OpenCL (GPGPU) for open source drivers is a wok in progress. Some of the required components have been done, but most are still to be started.

Video acceleration works fine for the Intel open source drivers.

The groundwork for video acceleration using UVD for Radeon open source drivers has been started, but the critical programming information has not yet been released.
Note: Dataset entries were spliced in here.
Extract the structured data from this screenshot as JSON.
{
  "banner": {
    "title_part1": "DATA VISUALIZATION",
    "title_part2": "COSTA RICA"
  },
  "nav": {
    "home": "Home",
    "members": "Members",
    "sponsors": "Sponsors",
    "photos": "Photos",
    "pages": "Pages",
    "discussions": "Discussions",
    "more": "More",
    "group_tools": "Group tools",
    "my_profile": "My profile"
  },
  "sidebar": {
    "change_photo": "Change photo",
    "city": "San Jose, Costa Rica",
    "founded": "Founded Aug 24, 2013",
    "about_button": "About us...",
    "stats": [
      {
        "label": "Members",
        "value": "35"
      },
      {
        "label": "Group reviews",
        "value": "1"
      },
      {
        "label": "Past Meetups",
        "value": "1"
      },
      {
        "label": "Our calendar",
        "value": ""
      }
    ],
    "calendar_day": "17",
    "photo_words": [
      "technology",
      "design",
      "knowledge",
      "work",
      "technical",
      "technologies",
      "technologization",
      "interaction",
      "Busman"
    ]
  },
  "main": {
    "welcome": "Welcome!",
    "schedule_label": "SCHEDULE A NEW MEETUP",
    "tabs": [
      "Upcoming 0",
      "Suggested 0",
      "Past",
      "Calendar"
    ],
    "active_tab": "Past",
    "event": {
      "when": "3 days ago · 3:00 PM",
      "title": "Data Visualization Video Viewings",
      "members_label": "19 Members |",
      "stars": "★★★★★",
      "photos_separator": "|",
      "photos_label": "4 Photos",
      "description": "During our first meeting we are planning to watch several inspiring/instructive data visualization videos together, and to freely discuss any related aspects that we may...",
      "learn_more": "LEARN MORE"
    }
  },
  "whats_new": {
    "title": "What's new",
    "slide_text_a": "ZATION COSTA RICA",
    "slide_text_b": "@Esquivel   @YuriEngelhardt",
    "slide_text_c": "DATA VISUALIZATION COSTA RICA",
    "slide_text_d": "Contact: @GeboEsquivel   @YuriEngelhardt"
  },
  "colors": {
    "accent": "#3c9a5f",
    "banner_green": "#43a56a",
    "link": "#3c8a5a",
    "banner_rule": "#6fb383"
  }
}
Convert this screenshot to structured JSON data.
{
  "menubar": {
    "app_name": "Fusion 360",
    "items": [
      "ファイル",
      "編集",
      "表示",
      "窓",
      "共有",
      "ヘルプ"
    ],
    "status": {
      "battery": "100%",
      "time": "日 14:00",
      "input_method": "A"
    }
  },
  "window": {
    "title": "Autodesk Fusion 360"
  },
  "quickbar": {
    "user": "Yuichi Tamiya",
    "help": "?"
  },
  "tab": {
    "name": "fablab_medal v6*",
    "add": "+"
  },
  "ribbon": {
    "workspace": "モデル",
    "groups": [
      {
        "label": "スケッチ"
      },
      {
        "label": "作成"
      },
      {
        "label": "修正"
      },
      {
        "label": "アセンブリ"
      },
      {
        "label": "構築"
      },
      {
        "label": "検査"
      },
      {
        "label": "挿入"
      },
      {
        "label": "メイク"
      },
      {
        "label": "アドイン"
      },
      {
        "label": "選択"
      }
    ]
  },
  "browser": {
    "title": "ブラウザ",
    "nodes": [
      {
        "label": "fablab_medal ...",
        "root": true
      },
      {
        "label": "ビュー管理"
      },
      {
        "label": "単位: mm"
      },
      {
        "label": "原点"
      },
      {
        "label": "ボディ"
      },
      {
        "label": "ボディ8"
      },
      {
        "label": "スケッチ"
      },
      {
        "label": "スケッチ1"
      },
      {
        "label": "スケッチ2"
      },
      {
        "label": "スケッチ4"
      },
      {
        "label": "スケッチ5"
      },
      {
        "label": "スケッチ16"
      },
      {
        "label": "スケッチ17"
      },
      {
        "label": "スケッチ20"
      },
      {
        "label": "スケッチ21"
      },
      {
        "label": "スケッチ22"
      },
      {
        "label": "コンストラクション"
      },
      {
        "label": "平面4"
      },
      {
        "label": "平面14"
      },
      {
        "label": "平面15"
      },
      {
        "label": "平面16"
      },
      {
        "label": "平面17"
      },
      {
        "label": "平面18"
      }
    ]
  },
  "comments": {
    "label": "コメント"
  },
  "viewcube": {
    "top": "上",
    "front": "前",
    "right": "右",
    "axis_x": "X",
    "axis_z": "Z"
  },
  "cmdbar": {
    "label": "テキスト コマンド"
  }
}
This is held up through lack of this information.

http://www.phoronix.com/scan.php?page=news_item&px=MTAwNzg

Reply Score: 2

Old X non-feature
by siki_miki on Sun 12th Feb 2012 00:28 UTC
siki_miki
Member since:
2006-01-17

Is there support for suspending clients if Wayland server goes away (like in case of crashed compositing manager - now in server process as far as I understood)? E.g. client-side library could handle this and re-establish IPC once the server is restarted, either in normal or fallbck mode.

X client side has a bad habit of killing the app in case that X server goes away, and I always thought that protocol rewrite is right moment to implement ability to reconnect, instead of retrofitting it into Xlib(XCB) which is next to impossible.

Another issue: window decorations - are they client side now? Does server take over window controls if application becomes unresponsive (no problem in X because decorations are handled by the WM process)?

Reply Score: 2

RE: Old X non-feature
by moondevil on Sun 12th Feb 2012 10:40 UTC in reply to "Old X non-feature"
moondevil Member since:
2005-07-08

This was discussed at FOSDEM 2012.

Yes, the decorations are now client side as it is the case in Mac OS X and Windows.

They are still thinking what to do with unresponsive applications, there is yet to be a final decision in what to do in those cases.

Reply Score: 2

RE: Old X non-feature
by renox on Sun 12th Feb 2012 13:08 UTC in reply to "Old X non-feature"
renox Member since:
2005-07-06

About reconnection issue: is-it an X protocol issue, an implementation issue or an application issue?

Reply Score: 2

RE[2]: Old X non-feature
by siki_miki on Mon 13th Feb 2012 11:23 UTC in reply to "RE: Old X non-feature"
siki_miki Member since:
2006-01-17

About reconnection issue: is-it an X protocol issue, an implementation issue or an application issue?


Probably a problem in many layers. Client side problem is I guess in Xlib(XCB) which asserts when server closes sockets (not sure, but I suppose it works that way). These omnipresent libraries have some expected behavior and changing that to introduce suspend in X communication would be problematic or complex.

The protocol? Extensions have worked well over the past in fixing problems. Basically only a subset used often these days could be supported (client side drawing "mode"), so any ABI's not compatible with restarting could be avoided or extended if needed.

Then there is also state on the server side that has to be renegotiated if server is restarted, like where shared buffers are.

I suppose that Wayland now is a better place to land this kind of stuff instead of very invasive changes in X that this would require (and a headache of app compatibility which would be selective). Not sure if it has been planned or discussed for Wayland, however.

Reply Score: 2